Saved data entries
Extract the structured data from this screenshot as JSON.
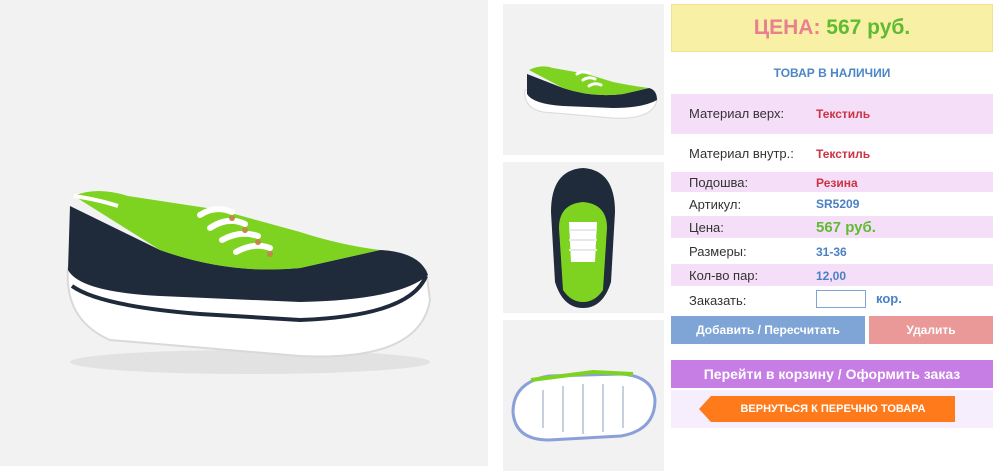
{
  "product": {
    "price_label": "ЦЕНА:",
    "price_value": "567 руб.",
    "stock_status": "ТОВАР В НАЛИЧИИ"
  },
  "specs": [
    {
      "label": "Материал верх:",
      "value": "Текстиль"
    },
    {
      "label": "Материал внутр.:",
      "value": "Текстиль"
    },
    {
      "label": "Подошва:",
      "value": "Резина"
    },
    {
      "label": "Артикул:",
      "value": "SR5209"
    },
    {
      "label": "Цена:",
      "value": "567 руб."
    },
    {
      "label": "Размеры:",
      "value": "31-36"
    },
    {
      "label": "Кол-во пар:",
      "value": "12,00"
    }
  ],
  "order": {
    "label": "Заказать:",
    "quantity_value": "",
    "unit": "кор."
  },
  "buttons": {
    "add_label": "Добавить / Пересчитать",
    "delete_label": "Удалить",
    "cart_label": "Перейти в корзину / Оформить заказ",
    "back_label": "ВЕРНУТЬСЯ К ПЕРЕЧНЮ ТОВАРА"
  },
  "colors": {
    "price_bg": "#f8f0a4",
    "price_label": "#e98090",
    "price_value": "#5fbb32",
    "stock": "#4d86c7",
    "spec_row_bg": "#f5def8",
    "add_button": "#7fa5d6",
    "delete_button": "#eb9898",
    "cart_button": "#c77ee4",
    "back_button": "#ff7a1a",
    "shoe_green": "#7ed321",
    "shoe_navy": "#1f2a3a"
  },
  "images": {
    "main": "shoe-side-view",
    "thumbnails": [
      "shoe-side-view",
      "shoe-top-view",
      "shoe-sole-view"
    ]
  }
}
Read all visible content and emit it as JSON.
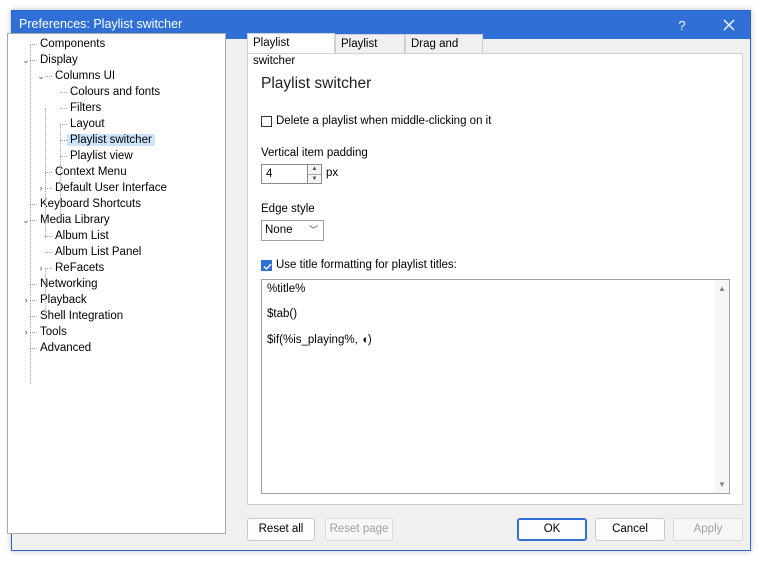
{
  "window": {
    "title": "Preferences: Playlist switcher"
  },
  "titlebar": {
    "help": "?"
  },
  "tree": [
    {
      "label": "Components",
      "depth": 0,
      "expander": ""
    },
    {
      "label": "Display",
      "depth": 0,
      "expander": "collapse"
    },
    {
      "label": "Columns UI",
      "depth": 1,
      "expander": "collapse"
    },
    {
      "label": "Colours and fonts",
      "depth": 2,
      "expander": ""
    },
    {
      "label": "Filters",
      "depth": 2,
      "expander": ""
    },
    {
      "label": "Layout",
      "depth": 2,
      "expander": ""
    },
    {
      "label": "Playlist switcher",
      "depth": 2,
      "expander": "",
      "selected": true
    },
    {
      "label": "Playlist view",
      "depth": 2,
      "expander": ""
    },
    {
      "label": "Context Menu",
      "depth": 1,
      "expander": ""
    },
    {
      "label": "Default User Interface",
      "depth": 1,
      "expander": "expand"
    },
    {
      "label": "Keyboard Shortcuts",
      "depth": 0,
      "expander": ""
    },
    {
      "label": "Media Library",
      "depth": 0,
      "expander": "collapse"
    },
    {
      "label": "Album List",
      "depth": 1,
      "expander": ""
    },
    {
      "label": "Album List Panel",
      "depth": 1,
      "expander": ""
    },
    {
      "label": "ReFacets",
      "depth": 1,
      "expander": "expand"
    },
    {
      "label": "Networking",
      "depth": 0,
      "expander": ""
    },
    {
      "label": "Playback",
      "depth": 0,
      "expander": "expand"
    },
    {
      "label": "Shell Integration",
      "depth": 0,
      "expander": ""
    },
    {
      "label": "Tools",
      "depth": 0,
      "expander": "expand"
    },
    {
      "label": "Advanced",
      "depth": 0,
      "expander": ""
    }
  ],
  "tabs": [
    {
      "label": "Playlist switcher",
      "active": true
    },
    {
      "label": "Playlist tabs",
      "active": false
    },
    {
      "label": "Drag and drop",
      "active": false
    }
  ],
  "panel": {
    "title": "Playlist switcher",
    "delete_middle_click": {
      "label": "Delete a playlist when middle-clicking on it",
      "checked": false
    },
    "padding_label": "Vertical item padding",
    "padding_value": "4",
    "padding_unit": "px",
    "edge_label": "Edge style",
    "edge_value": "None",
    "title_formatting": {
      "label": "Use title formatting for playlist titles:",
      "checked": true
    },
    "script_lines": [
      "%title%",
      "$tab()",
      "$if(%is_playing%, ◖)"
    ]
  },
  "buttons": {
    "reset_all": "Reset all",
    "reset_page": "Reset page",
    "ok": "OK",
    "cancel": "Cancel",
    "apply": "Apply"
  },
  "colors": {
    "accent": "#2f6fd6",
    "selection": "#cce4f7"
  }
}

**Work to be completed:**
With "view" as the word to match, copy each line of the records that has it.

**Task solution:**
    "main": "shoe-side-view",
      "shoe-side-view",
      "shoe-top-view",
      "shoe-sole-view"
      "label": "Playlist view",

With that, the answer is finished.